Excerpts from an interface dataset:

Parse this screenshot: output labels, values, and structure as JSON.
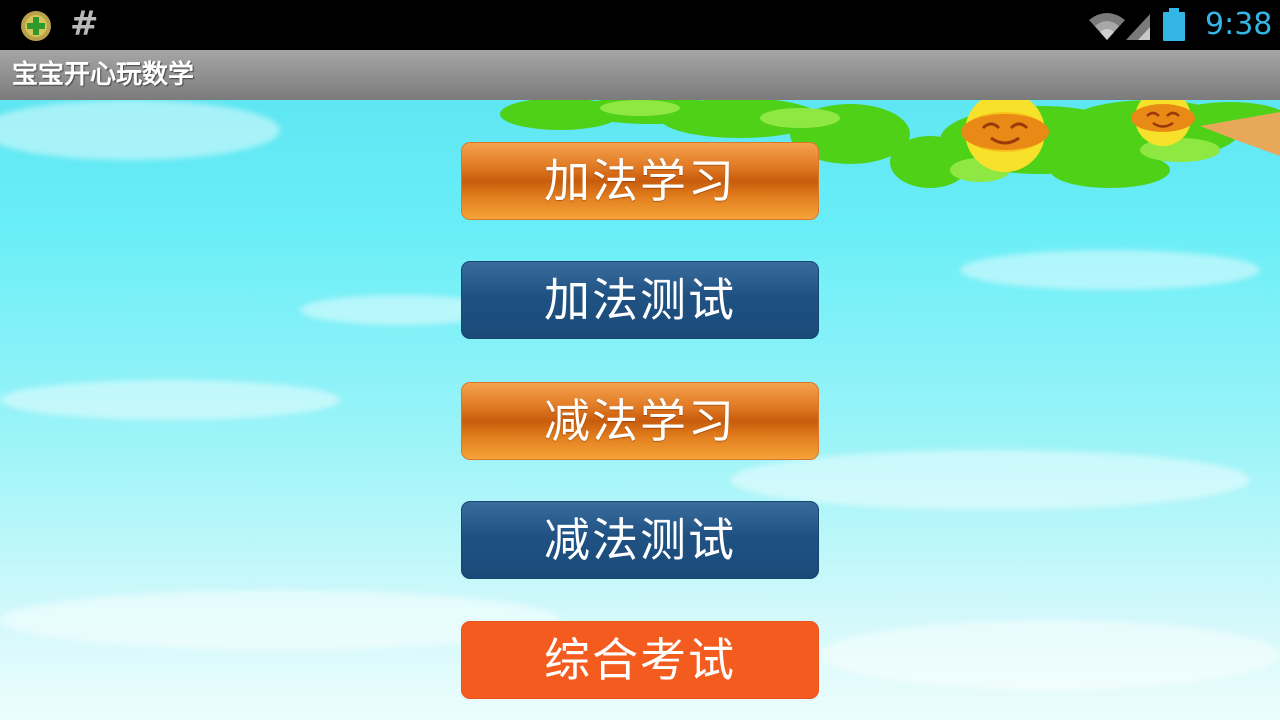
{
  "status_bar": {
    "time": "9:38",
    "app_icon": "plus-circle-icon",
    "notification_icon": "hash-icon",
    "hash_symbol": "#",
    "wifi_icon": "wifi-icon",
    "signal_icon": "signal-icon",
    "battery_icon": "battery-icon",
    "time_color": "#33b5e5"
  },
  "app_bar": {
    "title": "宝宝开心玩数学"
  },
  "menu": {
    "items": [
      {
        "label": "加法学习",
        "style": "orange"
      },
      {
        "label": "加法测试",
        "style": "blue"
      },
      {
        "label": "减法学习",
        "style": "orange"
      },
      {
        "label": "减法测试",
        "style": "blue"
      },
      {
        "label": "综合考试",
        "style": "red"
      }
    ]
  },
  "colors": {
    "orange": "#e27b26",
    "blue": "#1f5283",
    "red": "#f45b1e",
    "sky": "#69eef7"
  }
}
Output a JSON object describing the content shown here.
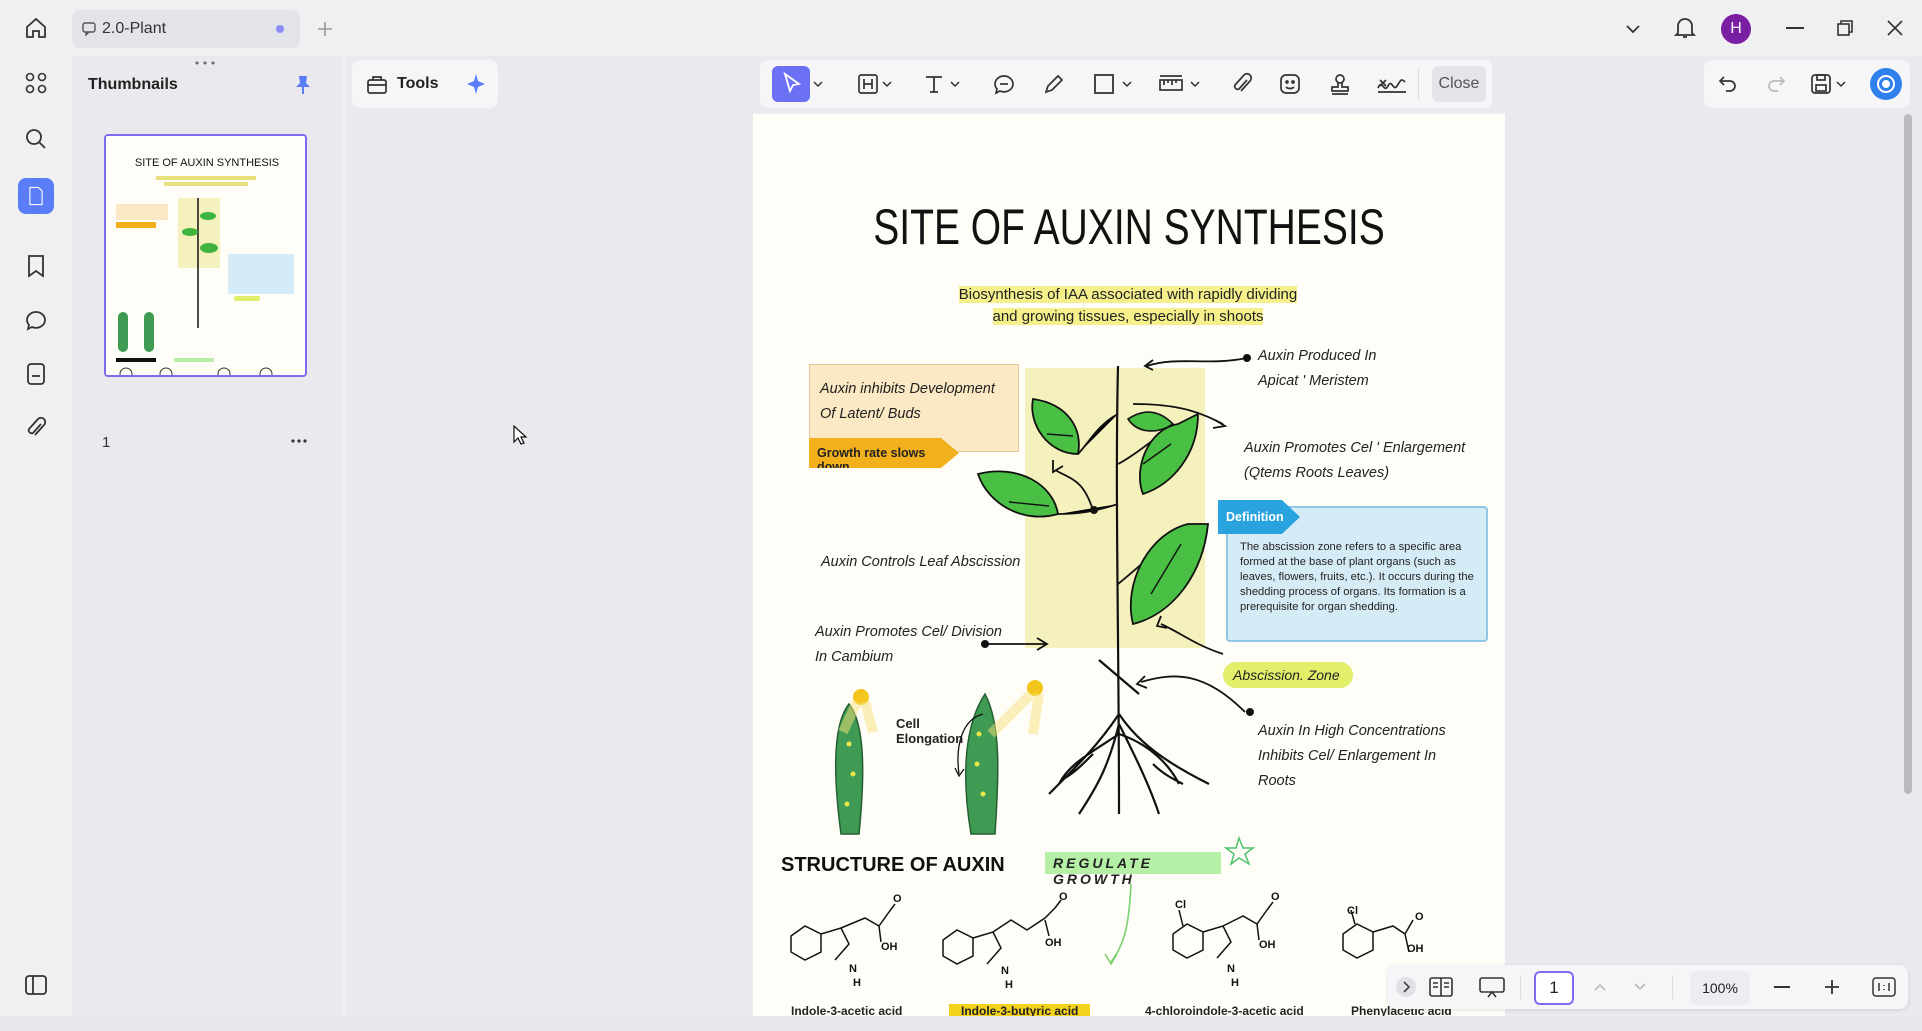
{
  "tab": {
    "title": "2.0-Plant"
  },
  "user": {
    "initial": "H",
    "avatar_color": "#7b1fa2"
  },
  "panel": {
    "title": "Thumbnails",
    "page_number": "1"
  },
  "tools": {
    "label": "Tools"
  },
  "toolbar": {
    "close_label": "Close"
  },
  "document": {
    "title": "SITE OF AUXIN SYNTHESIS",
    "subtitle_line1": "Biosynthesis of IAA associated with rapidly dividing",
    "subtitle_line2": "and growing tissues, especially in shoots",
    "latent_line1": "Auxin inhibits Development",
    "latent_line2": "Of Latent/ Buds",
    "growth_tag": "Growth rate slows down",
    "produced_line1": "Auxin Produced In",
    "produced_line2": "Apicat ' Meristem",
    "promotes_line1": "Auxin Promotes Cel ' Enlargement",
    "promotes_line2": "(Qtems Roots Leaves)",
    "definition_tag": "Definition",
    "definition_text": "The abscission zone refers to a specific area formed at the base of plant organs (such as leaves, flowers, fruits, etc.). It occurs during the shedding process of organs. Its formation is a prerequisite for organ shedding.",
    "leaf_abscission": "Auxin Controls Leaf Abscission",
    "division_line1": "Auxin  Promotes  Cel/  Division",
    "division_line2": "In  Cambium",
    "zone_label": "Abscission. Zone",
    "cell_elong_line1": "Cell",
    "cell_elong_line2": "Elongation",
    "high_line1": "Auxin In High Concentrations",
    "high_line2": "Inhibits Cel/ Enlargement In",
    "high_line3": "Roots",
    "structure_title": "STRUCTURE OF AUXIN",
    "regulate_label": "REGULATE GROWTH",
    "chem_names": [
      "Indole-3-acetic acid",
      "Indole-3-butyric acid",
      "4-chloroindole-3-acetic acid",
      "Phenylacetic acid"
    ],
    "atoms": {
      "oh": "OH",
      "o": "O",
      "n": "N",
      "h": "H",
      "cl": "Cl"
    }
  },
  "bottom": {
    "page": "1",
    "zoom": "100%"
  },
  "colors": {
    "accent": "#7b6cf2",
    "definition": "#29a3dd",
    "growth_tag": "#f2b01c",
    "zone": "#e3ef6a",
    "regulate": "#b6f0a6"
  }
}
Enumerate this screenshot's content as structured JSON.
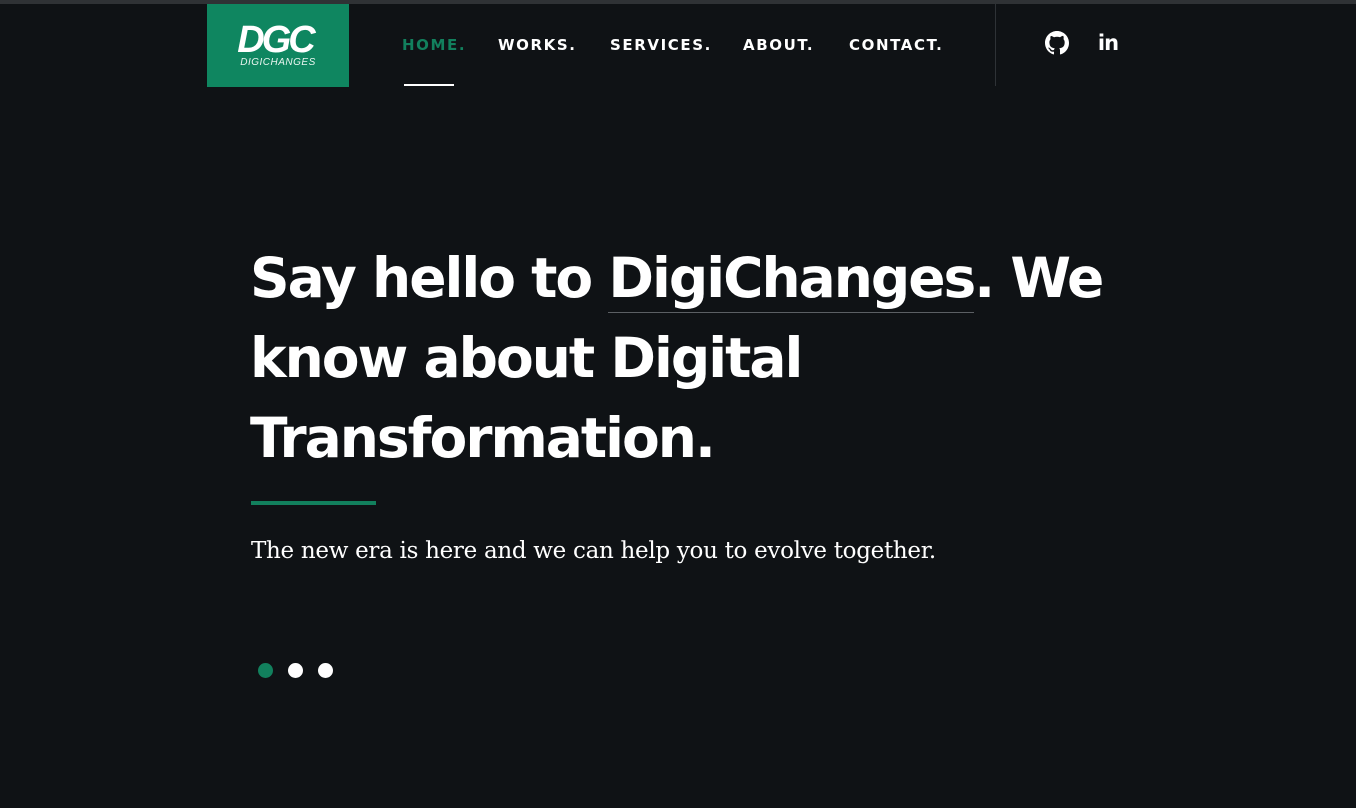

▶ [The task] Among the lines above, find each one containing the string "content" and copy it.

▶ [Exercise answer]
Output a JSON object describing the content shown here.
Enumerate this screenshot's content as structured JSON.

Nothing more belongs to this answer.